Ookeditse, nevertheless, has indicated that if offered another opportunity to serve in a different capacity, he will gladly accept. “I still need to learn the party, how it functions and all its structures; I must be guided, but given any responsibility I will serve the party as long as it is not the SG position.”
“I joined the BPF with a clear conscious, to further advance my voice and the interests of the constituents of Nata/Gweta which I believe the BDP is no longer capable to execute.” Ookeditse speaks of abject poverty in his constituency and prevalent unemployment among the youth, issues he hopes his new home will prioritise.
He dismissed further allegations that he resigned from the BDP because he was not rewarded for his efforts towards the 2019 general elections. After losing in the BDP primaries in 2018, Ookeditse said, he was offered a job in government but declined to take the post due to his political ambitions. Ookeditse stated that he rejected the offer because, working for government clashed with his political journey.
He insists there are many activists who are more deserving than him; he could have chosen to take up the opportunity that was before him but his conscious for the entire populace’s wellbeing held him back. Ookeditse said there many people in the party who also contributed towards party success, asserting that he only left the BDP because he was concerned about the greater good of the majority not individualism purposes.
According to observers, Ookeditse has been enticed by the prospects of contesting Nata/Gweta constituency in the 2024 general election, following the party’s impressive performance in the last general elections. Nata/Gweta which is a traditional BDP stronghold saw its numbers shrinking to a margin of 1568. BDP represented by Polson Majaga garnered 4754, while BPF which had fielded Joe Linga received 3186 with UDC coming a distant with 1442 votes.
There are reports that Linga will pave way for Ookeditse to contest the constituency in 2024 and the latter is upbeat about the prospects of being elected to parliament. Despite Ookeditse dismissing reports that he is eying the secretary general position, insiders argue that the position will be availed to him nevertheless.

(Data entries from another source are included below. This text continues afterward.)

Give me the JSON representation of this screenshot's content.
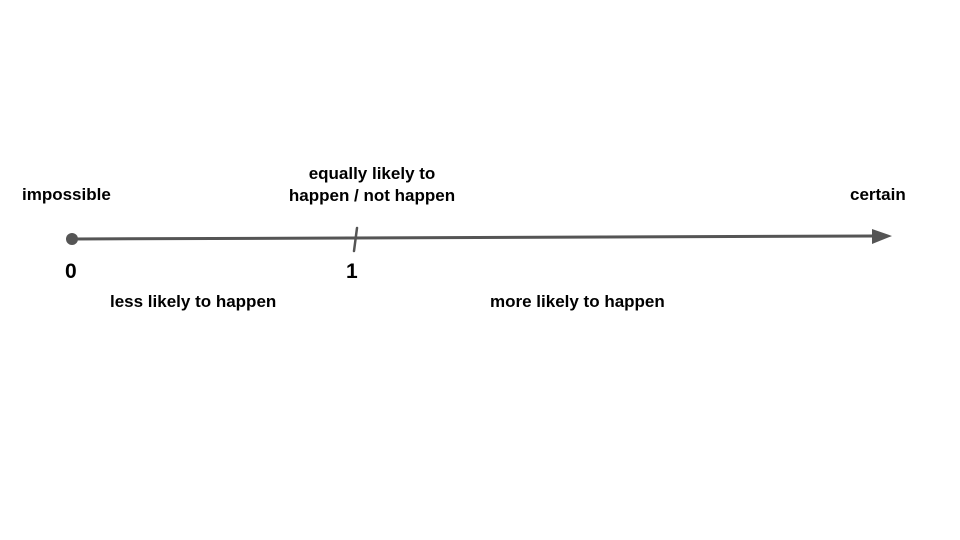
{
  "diagram": {
    "type": "probability-scale",
    "ends": {
      "left_label": "impossible",
      "right_label": "certain"
    },
    "middle_label_lines": [
      "equally likely to",
      "happen / not happen"
    ],
    "ticks": [
      "0",
      "1"
    ],
    "regions": {
      "left": "less likely to happen",
      "right": "more likely to happen"
    },
    "colors": {
      "line": "#555555",
      "text": "#000000",
      "background": "#ffffff"
    }
  }
}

Alternative favourite for the position is Vuyo Notha who is the party Deputy Secretary General. Notha has since assumed duties of the secretariat office on the interim basis. BPF politburo is expected to meet on 25th of January 2020, where the vacancy will be filled.
Botswana Democratic Party (BDP) big wigs have decided to cancel a retreat with the party legislators this weekend owing to increasing numbers of Covid-19 cases. The meeting was billed for this weekend at a place that was to be confirmed, however a communique from the party this past Tuesday reversed the highly anticipated meeting.
“We received a communication this week that the meeting will not go as planned because of rapid spread of Covid-19,” one member of the party Central Committee confirmed to this publication. The gathering was to follow the first of its kind held late last year at party Treasurer Satar Dada’s place.